The acceptance of Pakistan by the Communist Party of India remains a contested issue. Did the Communists foresee that they would soon face intense repression by the new state?

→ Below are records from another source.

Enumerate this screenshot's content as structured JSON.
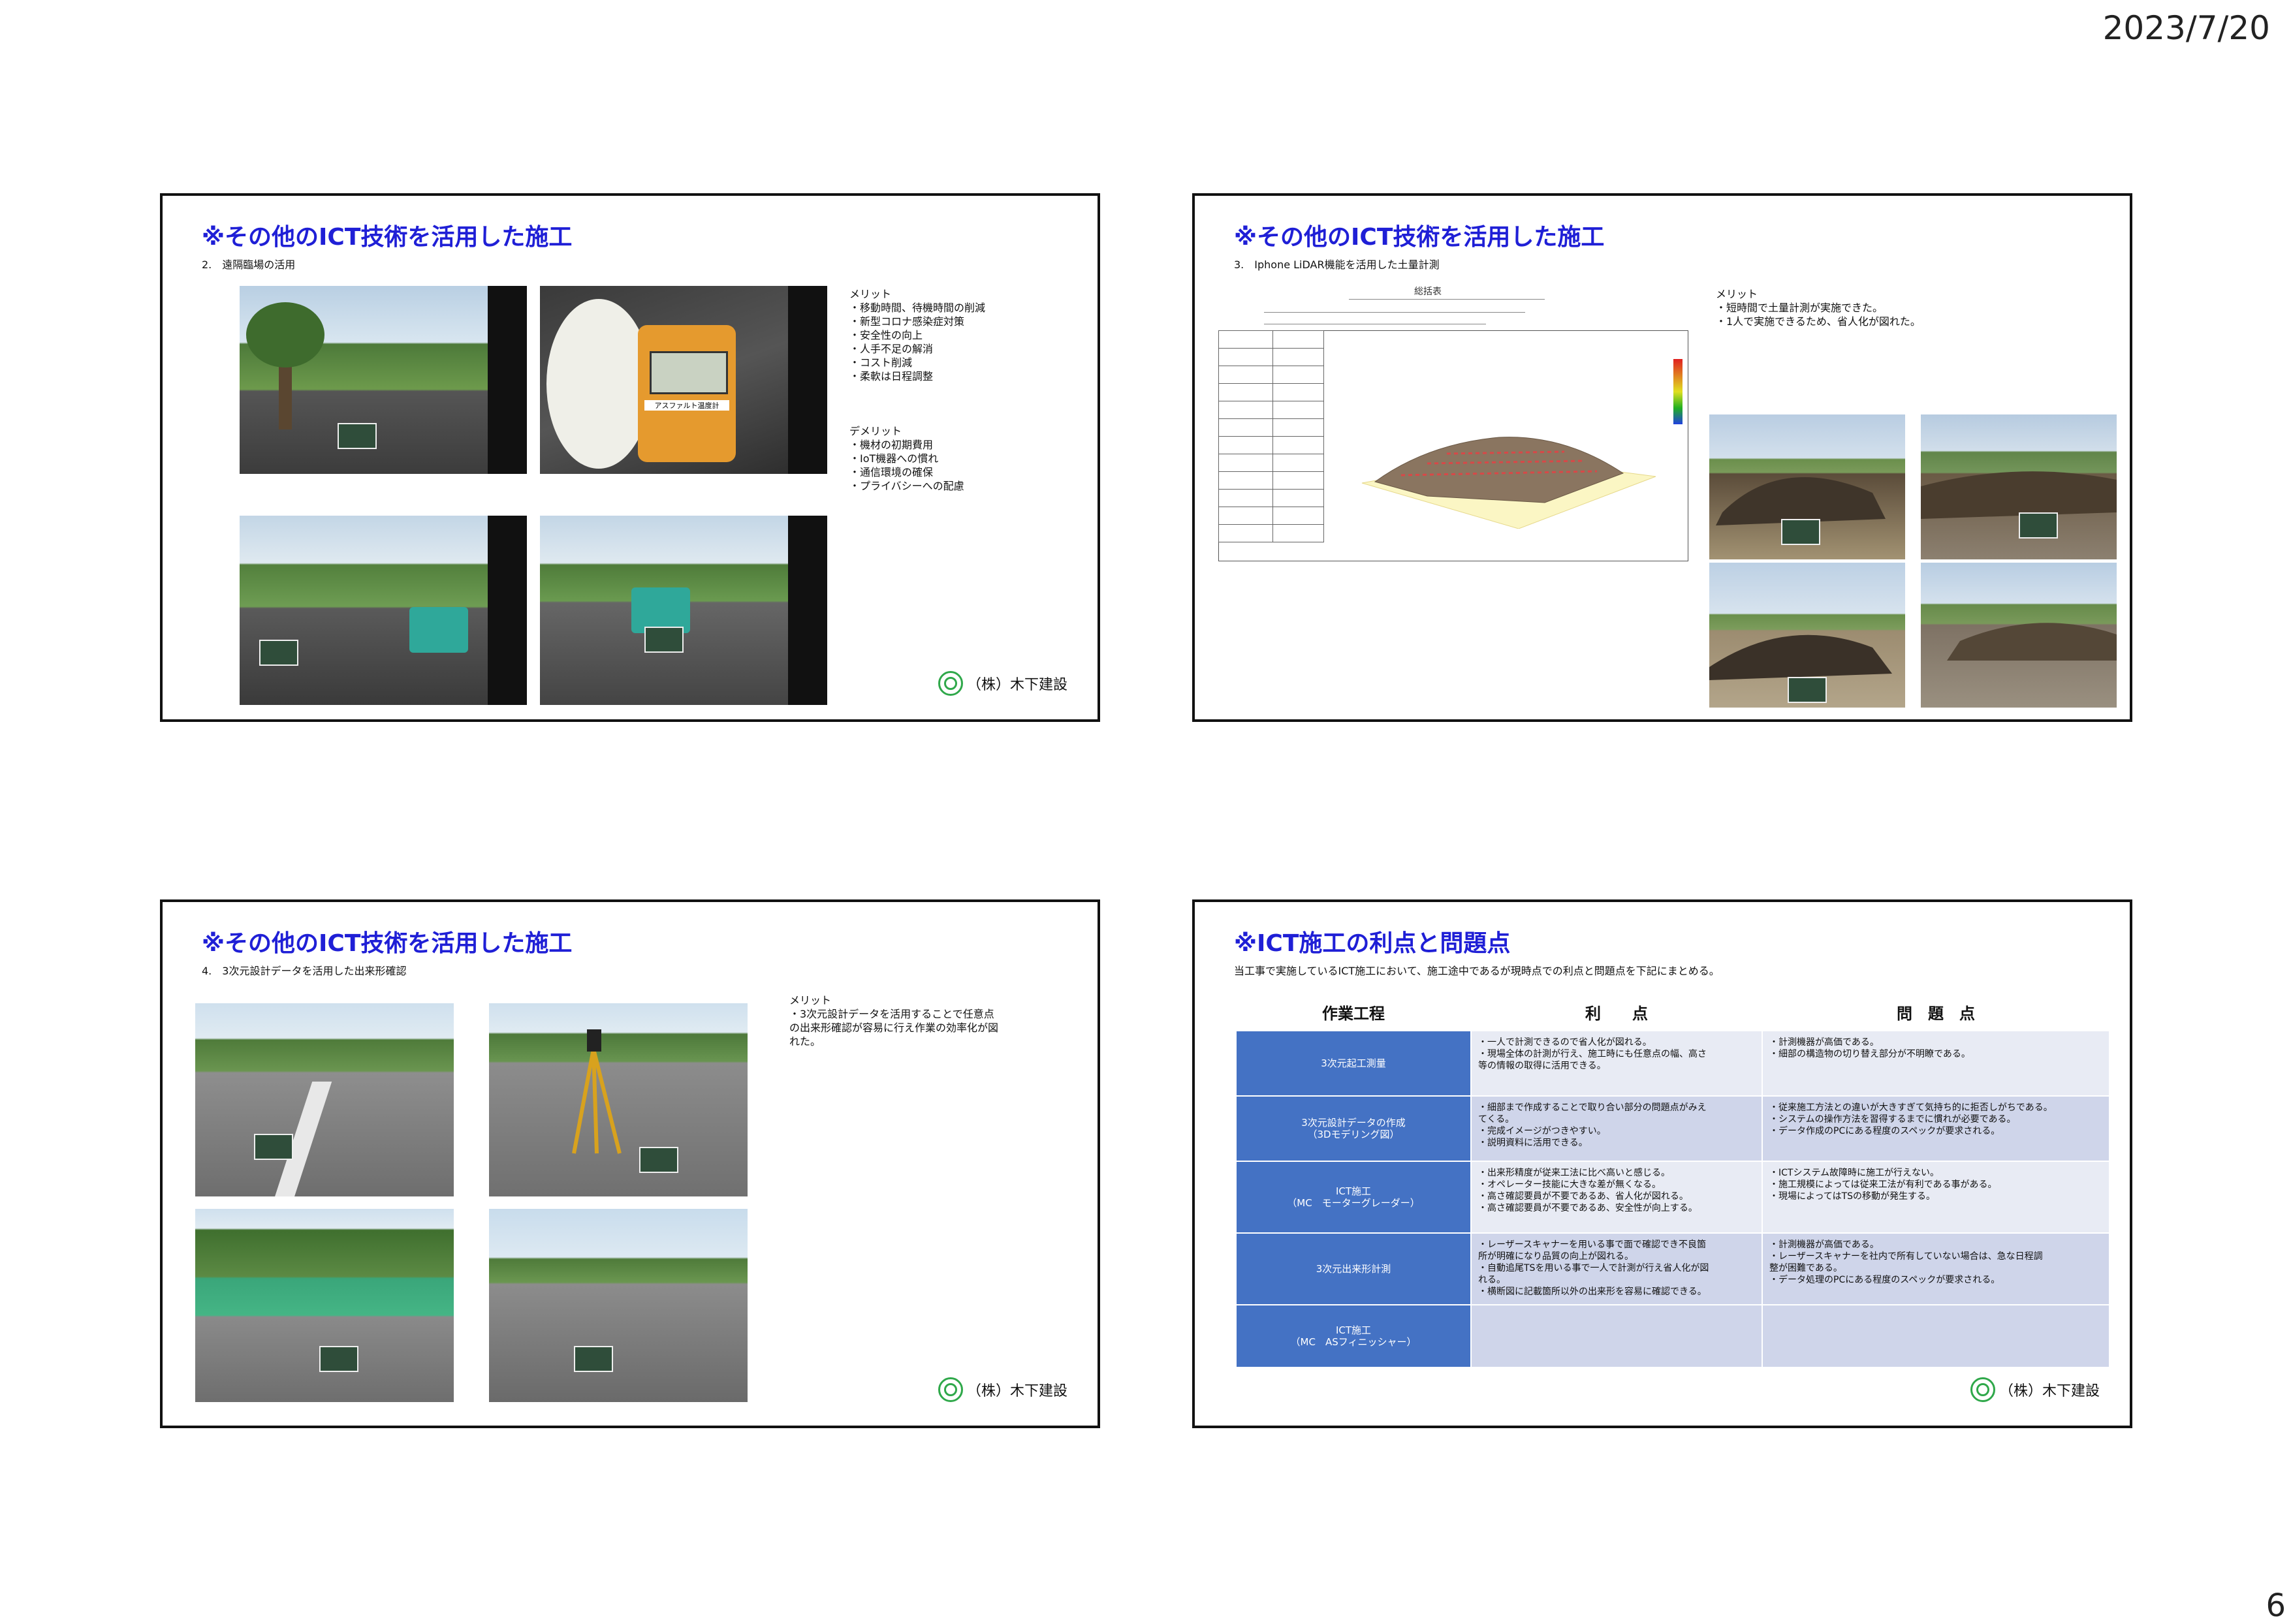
{
  "header": {
    "date": "2023/7/20"
  },
  "footer": {
    "page_number": "6"
  },
  "company": "（株）木下建設",
  "slide1": {
    "title": "※その他のICT技術を活用した施工",
    "subtitle": "2.　遠隔臨場の活用",
    "merit_heading": "メリット",
    "merits": [
      "・移動時間、待機時間の削減",
      "・新型コロナ感染症対策",
      "・安全性の向上",
      "・人手不足の解消",
      "・コスト削減",
      "・柔軟は日程調整"
    ],
    "demerit_heading": "デメリット",
    "demerits": [
      "・機材の初期費用",
      "・IoT機器への慣れ",
      "・通信環境の確保",
      "・プライバシーへの配慮"
    ],
    "meter_label": "アスファルト温度計"
  },
  "slide2": {
    "title": "※その他のICT技術を活用した施工",
    "subtitle": "3.　Iphone LiDAR機能を活用した土量計測",
    "sheet_title": "総括表",
    "merit_heading": "メリット",
    "merits": [
      "・短時間で土量計測が実施できた。",
      "・1人で実施できるため、省人化が図れた。"
    ]
  },
  "slide3": {
    "title": "※その他のICT技術を活用した施工",
    "subtitle": "4.　3次元設計データを活用した出来形確認",
    "merit_heading": "メリット",
    "merit_lines": [
      "・3次元設計データを活用することで任意点",
      "の出来形確認が容易に行え作業の効率化が図",
      "れた。"
    ]
  },
  "slide4": {
    "title": "※ICT施工の利点と問題点",
    "subtitle": "当工事で実施しているICT施工において、施工途中であるが現時点での利点と問題点を下記にまとめる。",
    "headers": [
      "作業工程",
      "利　　点",
      "問　題　点"
    ],
    "rows": [
      {
        "process": [
          "3次元起工測量"
        ],
        "merits": [
          "・一人で計測できるので省人化が図れる。",
          "・現場全体の計測が行え、施工時にも任意点の幅、高さ",
          "等の情報の取得に活用できる。"
        ],
        "problems": [
          "・計測機器が高価である。",
          "・細部の構造物の切り替え部分が不明瞭である。"
        ]
      },
      {
        "process": [
          "3次元設計データの作成",
          "（3Dモデリング図）"
        ],
        "merits": [
          "・細部まで作成することで取り合い部分の問題点がみえ",
          "てくる。",
          "・完成イメージがつきやすい。",
          "・説明資料に活用できる。"
        ],
        "problems": [
          "・従来施工方法との違いが大きすぎて気持ち的に拒否しがちである。",
          "・システムの操作方法を習得するまでに慣れが必要である。",
          "・データ作成のPCにある程度のスペックが要求される。"
        ]
      },
      {
        "process": [
          "ICT施工",
          "（MC　モーターグレーダー）"
        ],
        "merits": [
          "・出来形精度が従来工法に比べ高いと感じる。",
          "・オペレーター技能に大きな差が無くなる。",
          "・高さ確認要員が不要であるあ、省人化が図れる。",
          "・高さ確認要員が不要であるあ、安全性が向上する。"
        ],
        "problems": [
          "・ICTシステム故障時に施工が行えない。",
          "・施工規模によっては従来工法が有利である事がある。",
          "・現場によってはTSの移動が発生する。"
        ]
      },
      {
        "process": [
          "3次元出来形計測"
        ],
        "merits": [
          "・レーザースキャナーを用いる事で面で確認でき不良箇",
          "所が明確になり品質の向上が図れる。",
          "・自動追尾TSを用いる事で一人で計測が行え省人化が図",
          "れる。",
          "・横断図に記載箇所以外の出来形を容易に確認できる。"
        ],
        "problems": [
          "・計測機器が高価である。",
          "・レーザースキャナーを社内で所有していない場合は、急な日程調",
          "整が困難である。",
          "・データ処理のPCにある程度のスペックが要求される。"
        ]
      },
      {
        "process": [
          "ICT施工",
          "（MC　ASフィニッシャー）"
        ],
        "merits": [],
        "problems": []
      }
    ]
  }
}
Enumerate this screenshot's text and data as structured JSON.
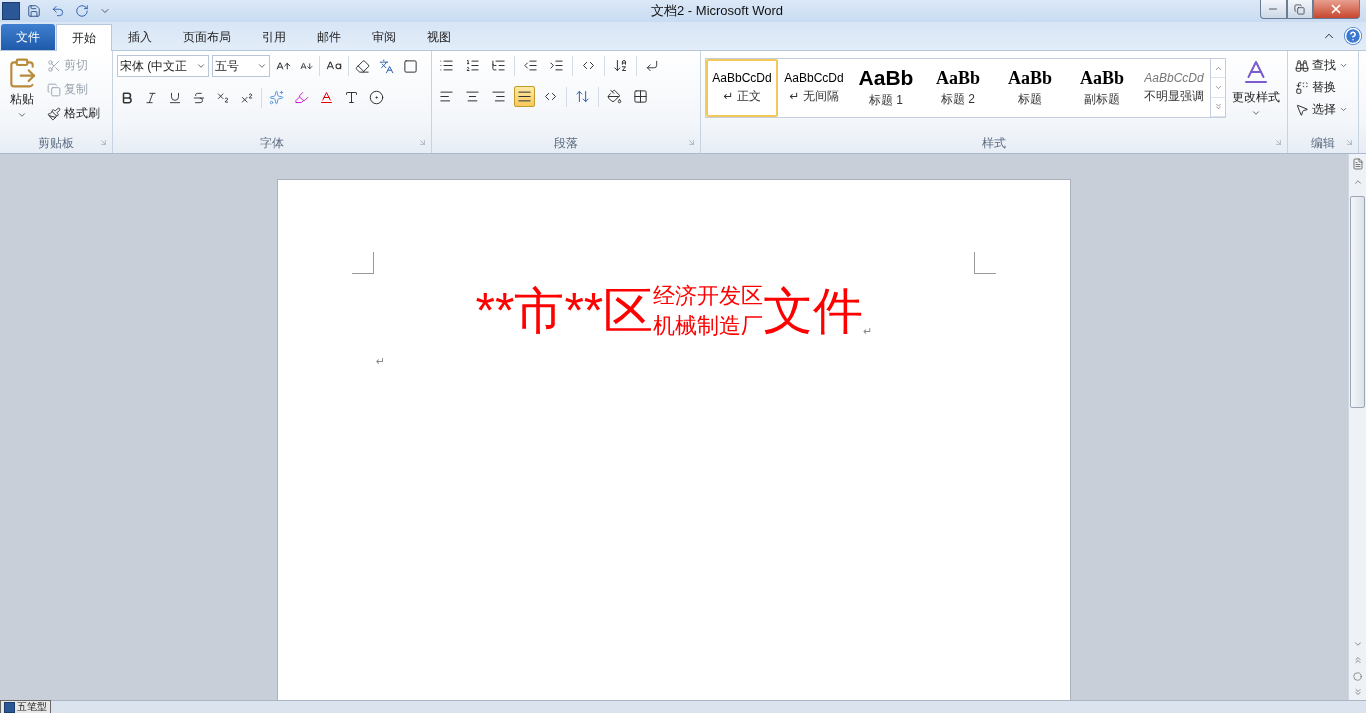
{
  "window": {
    "title": "文档2 - Microsoft Word"
  },
  "tabs": [
    {
      "label": "文件",
      "kind": "file",
      "selected": false
    },
    {
      "label": "开始",
      "kind": "tab",
      "selected": true
    },
    {
      "label": "插入",
      "kind": "tab",
      "selected": false
    },
    {
      "label": "页面布局",
      "kind": "tab",
      "selected": false
    },
    {
      "label": "引用",
      "kind": "tab",
      "selected": false
    },
    {
      "label": "邮件",
      "kind": "tab",
      "selected": false
    },
    {
      "label": "审阅",
      "kind": "tab",
      "selected": false
    },
    {
      "label": "视图",
      "kind": "tab",
      "selected": false
    }
  ],
  "clipboard": {
    "title": "剪贴板",
    "paste": "粘贴",
    "items": [
      {
        "label": "剪切",
        "disabled": true
      },
      {
        "label": "复制",
        "disabled": true
      },
      {
        "label": "格式刷",
        "disabled": false
      }
    ]
  },
  "font": {
    "title": "字体",
    "font_name": "宋体 (中文正",
    "font_size": "五号"
  },
  "paragraph": {
    "title": "段落",
    "alignment": [
      {
        "selected": false
      },
      {
        "selected": false
      },
      {
        "selected": false
      },
      {
        "selected": true
      },
      {
        "selected": false
      }
    ]
  },
  "styles": {
    "title": "样式",
    "change_styles": "更改样式",
    "items": [
      {
        "preview": "AaBbCcDd",
        "label": "正文",
        "mark": "↵",
        "kind": "normal",
        "selected": true
      },
      {
        "preview": "AaBbCcDd",
        "label": "无间隔",
        "mark": "↵",
        "kind": "no-spacing",
        "selected": false
      },
      {
        "preview": "AaBb",
        "label": "标题 1",
        "kind": "heading1",
        "selected": false
      },
      {
        "preview": "AaBb",
        "label": "标题 2",
        "kind": "heading2",
        "selected": false
      },
      {
        "preview": "AaBb",
        "label": "标题",
        "kind": "title",
        "selected": false
      },
      {
        "preview": "AaBb",
        "label": "副标题",
        "kind": "subtitle",
        "selected": false
      },
      {
        "preview": "AaBbCcDd",
        "label": "不明显强调",
        "kind": "emphasis",
        "selected": false
      }
    ]
  },
  "editing": {
    "title": "编辑",
    "items": [
      {
        "label": "查找",
        "kind": "find"
      },
      {
        "label": "替换",
        "kind": "replace"
      },
      {
        "label": "选择",
        "kind": "select"
      }
    ]
  },
  "document": {
    "lines": [
      {
        "kind": "heading",
        "left": "**市**区",
        "stack": [
          "经济开发区",
          "机械制造厂"
        ],
        "right": "文件",
        "mark": "↵"
      },
      {
        "kind": "empty",
        "mark": "↵"
      }
    ]
  },
  "ime": {
    "label": "五笔型"
  }
}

The Communist Party of India (CPI) since 1942 onwards did seek to work with the Muslim League and also propagate Congress-League alliance. In pursuing this argument, CPI cadres worked closely with the Muslim League, at times joining the party in the 1945-46 elections. However, the CPI changed its position on Pakistan in 1946 and emphasised that the unity of India was the progressive point of view and partition would be a reactionary step. Later still in August 1946, the CPI issued a resolution asserting that surely the Muslim League represented the bulk of the Muslim masses, yet declared that the demand reflected the feudal and Muslim elite interests that sought to compromise with imperialism for a share in administering a divided India. Indeed, CPI finally did accept the creation of Pakistan by arguing for the division of the party itself during the Party Congress in 1948. But a deep suspicion of Muslim League politics and the agony over British India’s division was the overwhelming sentiment that was shared by a majority of party workers of all religions and ethnicities. Pakistan’s creation was, according to the CPI, non-progressive and hence reactionary.